Victories come with a price. Here the ship may have successfully sailed through all the perils towards the victory, but the Captain is no longer alive to taste it. The captain, here, in this poem, refers to the late president of USA, Abraham Lincoln. The poem is written with reference to American Civil War of 1861-65.
In this poem, the speaker talks about his love that was long lost. Lost, because it was so strong that everyone at the ‘kingdom by the sea’ envied it. The speaker believes that this, even though they were just little kids, love between him and his Annabel Lee was stronger and deeper than the ones between the people older and wiser than them. That despite the physical distance no one can part their souls from each other. Their love was real love and no teenage crush.
This poem depicts Blake’s sheer admiration for the ‘Tyger’ and for the God who made this mortal. This poem is full of questions. There are a total of 13 question marks in the poem.
This is one of the finest poems written by Wilfred Owen, in the backdrop of WWI.
In this poem, he talks about how the soldiers sentiently keep waiting for the possible exposure to death, in the poorest of weather conditions. Always ready to die, their brains ache. ‘But nothing happens’. It highlights the effect of the weather on battle-weary soldiers and in addition puts their plight into context when it momentarily touches on the dream of a return home.
This extremely famous poem by Mary Elizabeth Frye has been read at countless funerals and public occasions. The author composed this poem in a moment of inspiration and scribbled it on a paper bag.
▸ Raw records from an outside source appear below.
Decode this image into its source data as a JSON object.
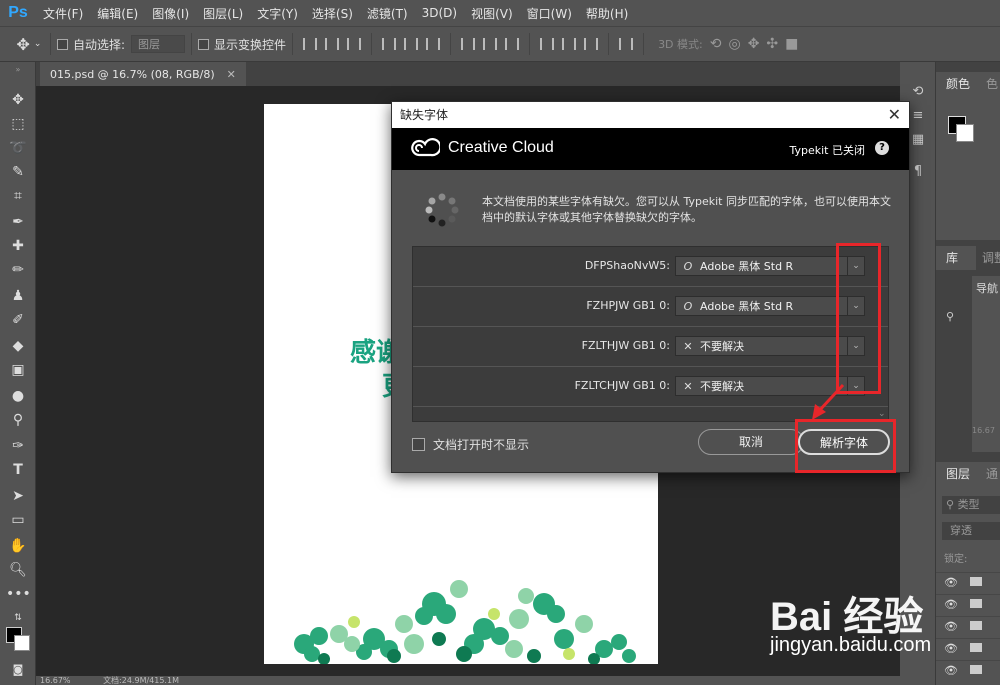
{
  "menubar": {
    "logo": "Ps",
    "items": [
      "文件(F)",
      "编辑(E)",
      "图像(I)",
      "图层(L)",
      "文字(Y)",
      "选择(S)",
      "滤镜(T)",
      "3D(D)",
      "视图(V)",
      "窗口(W)",
      "帮助(H)"
    ]
  },
  "options": {
    "auto_select": "自动选择:",
    "layer_select": "图层",
    "show_transform": "显示变换控件",
    "mode_3d": "3D 模式:"
  },
  "document": {
    "tab_title": "015.psd @ 16.7% (08, RGB/8)",
    "canvas_text_1": "感谢",
    "canvas_text_2": "更"
  },
  "status": {
    "zoom": "16.67%",
    "doc_info": "文档:24.9M/415.1M"
  },
  "panels": {
    "color_tab": "颜色",
    "swatch_tab": "色",
    "library_tab": "库",
    "adjust_tab": "调整",
    "navigator_tab": "导航",
    "nav_zoom": "16.67",
    "layers_tab": "图层",
    "channels_tab": "通",
    "kind_placeholder": "类型",
    "blend_mode": "穿透",
    "lock_label": "锁定:"
  },
  "dialog": {
    "title": "缺失字体",
    "brand": "Creative Cloud",
    "typekit_status": "Typekit 已关闭",
    "help": "?",
    "message": "本文档使用的某些字体有缺欠。您可以从 Typekit 同步匹配的字体，也可以使用本文档中的默认字体或其他字体替换缺欠的字体。",
    "fonts": [
      {
        "name": "DFPShaoNvW5:",
        "replacement": "Adobe 黑体 Std R",
        "icon": "O"
      },
      {
        "name": "FZHPJW  GB1 0:",
        "replacement": "Adobe 黑体 Std R",
        "icon": "O"
      },
      {
        "name": "FZLTHJW  GB1 0:",
        "replacement": "不要解决",
        "icon": "✕"
      },
      {
        "name": "FZLTCHJW  GB1 0:",
        "replacement": "不要解决",
        "icon": "✕"
      }
    ],
    "dont_show": "文档打开时不显示",
    "cancel": "取消",
    "resolve": "解析字体"
  },
  "watermark": {
    "brand": "Bai  经验",
    "url": "jingyan.baidu.com"
  },
  "colors": {
    "ui_bg": "#535353",
    "canvas_bg": "#282828",
    "accent_red": "#e8262a",
    "ps_blue": "#31a8ff",
    "green_text": "#1aa381"
  }
}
She wrote it to comfort a family friend who had just lost her mother and was unable to even visit her grave.
This poem is an ode to the horse that my grandfather had. I cherish all the beautiful memories, I spent with it.